  • U.S. Geological Survey. "Water Science for Schools." Nov. 7, 2011. (Nov. 14, 2011)
  • Service Authority of Prince William County. "Wise Water Use Tips." (Nov. 14, 2011)
  • U.S. Environmental Protection Agency. "Resource Manual for Building WaterSense Labeled New Homes." Feb. 2010. (Nov. 12, 2011)
  • Elliott, Sara. "How dual-flush toilets work." How Stuff Works. 2011. (Nov. 13, 2011)
  • Mayo Clinic Staff. "Water: how much should you drink every day?" Aug 2, 2011. (Nov. 13, 2011)
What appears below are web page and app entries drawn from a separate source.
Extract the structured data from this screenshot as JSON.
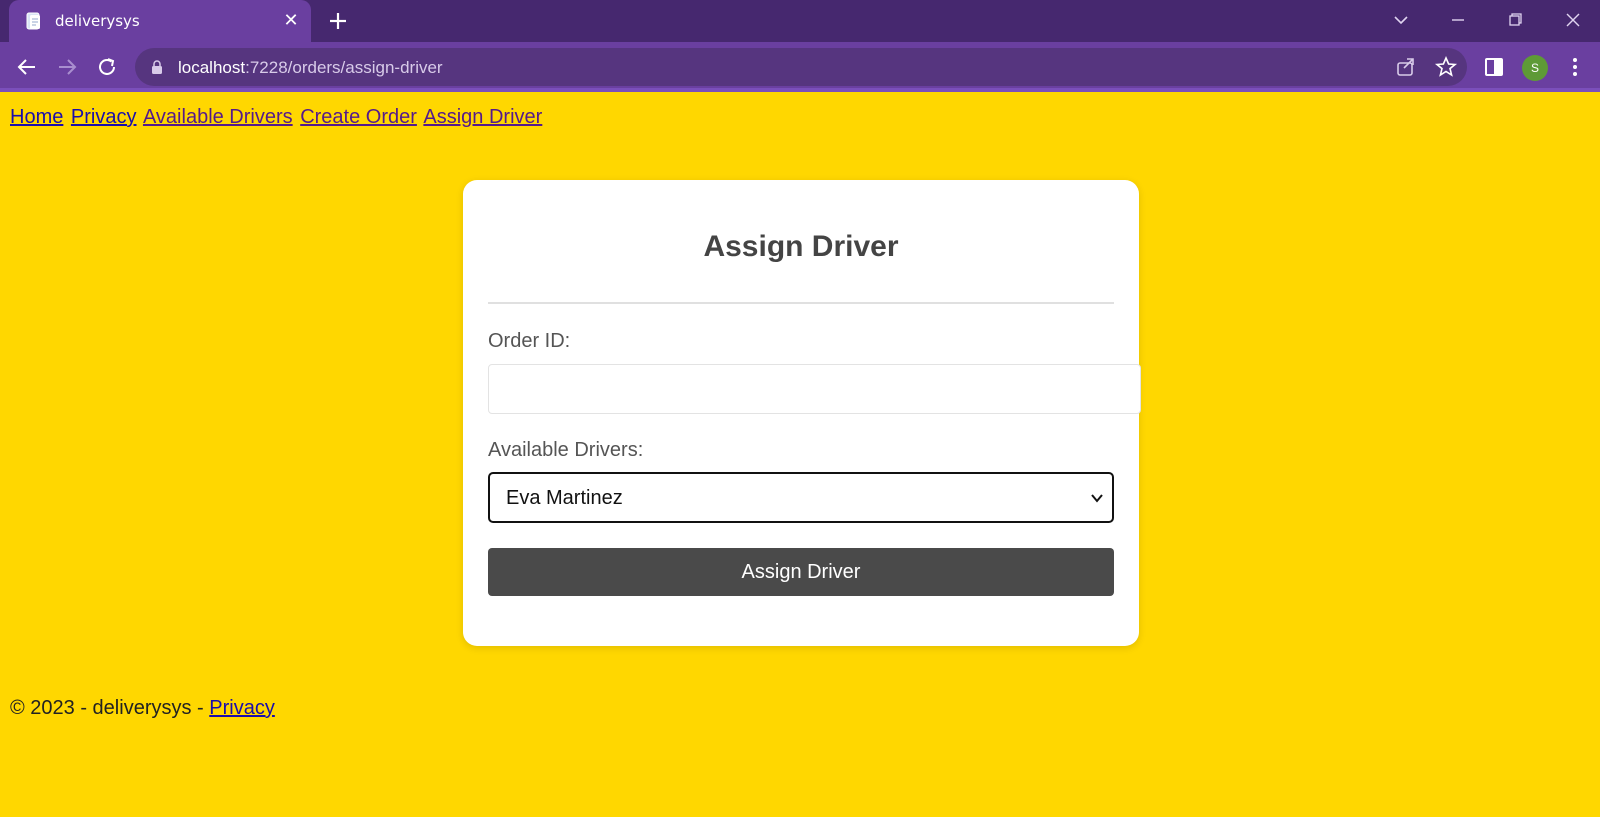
{
  "browser": {
    "tab_title": "deliverysys",
    "url_host": "localhost",
    "url_path": ":7228/orders/assign-driver",
    "profile_initial": "S"
  },
  "nav": {
    "items": [
      "Home",
      "Privacy",
      "Available Drivers",
      "Create Order",
      "Assign Driver"
    ]
  },
  "form": {
    "title": "Assign Driver",
    "order_id_label": "Order ID:",
    "order_id_value": "",
    "drivers_label": "Available Drivers:",
    "drivers_selected": "Eva Martinez",
    "submit_label": "Assign Driver"
  },
  "footer": {
    "text": "© 2023 - deliverysys - ",
    "privacy_link": "Privacy"
  },
  "colors": {
    "page_background": "#ffd700",
    "browser_frame": "#46286f",
    "browser_toolbar": "#6a3fa0",
    "button": "#4a4a4a",
    "link": "#1a0dab"
  }
}
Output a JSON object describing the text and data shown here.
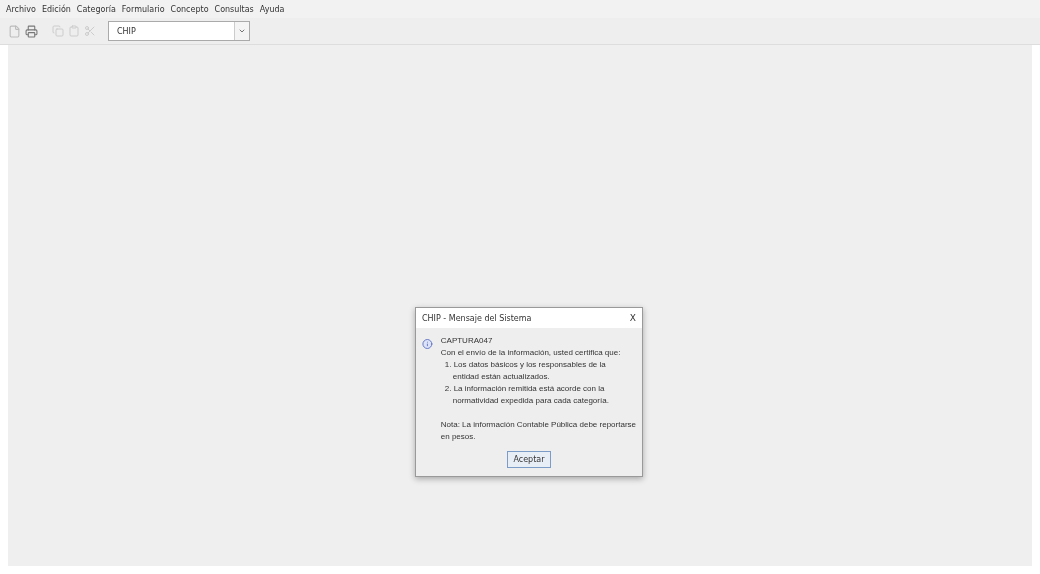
{
  "menu": [
    "Archivo",
    "Edición",
    "Categoría",
    "Formulario",
    "Concepto",
    "Consultas",
    "Ayuda"
  ],
  "toolbar": {
    "category": {
      "value": "CHIP"
    }
  },
  "dialog": {
    "title": "CHIP - Mensaje del Sistema",
    "close": "X",
    "lines": [
      {
        "kind": "plain",
        "text": "CAPTURA047"
      },
      {
        "kind": "plain",
        "text": "Con el envío de la información, usted certifica que:"
      },
      {
        "kind": "item",
        "text": "1. Los datos básicos y los responsables de la"
      },
      {
        "kind": "continuation",
        "text": "entidad están actualizados."
      },
      {
        "kind": "item",
        "text": "2. La información remitida está acorde con la"
      },
      {
        "kind": "continuation",
        "text": "normatividad expedida para cada categoría."
      },
      {
        "kind": "paragraph",
        "text": "Nota: La información Contable Pública debe reportarse"
      },
      {
        "kind": "plain",
        "text": "en pesos."
      }
    ],
    "button": "Aceptar"
  }
}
  • Streeter, A.K. "We use how much water? Scary footprints, country by country." June 24, 2009. (Nov. 13, 2011)
  • "The Average Monthly Household Water Bill." March 11, 2009. (Nov. 13, 2011)
  • Kaufman, Leslie. "Less Water is Bottom Line for Blue Jeans Maker Levis." Mercury Nov. 4, 2011. (Nov. 13, 2011)
  • The Home Depot. "Showerheads." (Nov. 13, 2011)
  • "Landscaping water conservation." U.S. Department of Energy. Feb. 9, 2011 (Nov 9, 2011)
  • Water-Use It Wisely. "100 ways to conserve." 2011. (Nov. 9, 2011)
  • EPA WaterSense. "Water Use Today." Nov. 2, 2011. (Nov. 9, 2011)
  • American Water Works Association. "Water Conservation." 2010. (Nov. 9, 2011)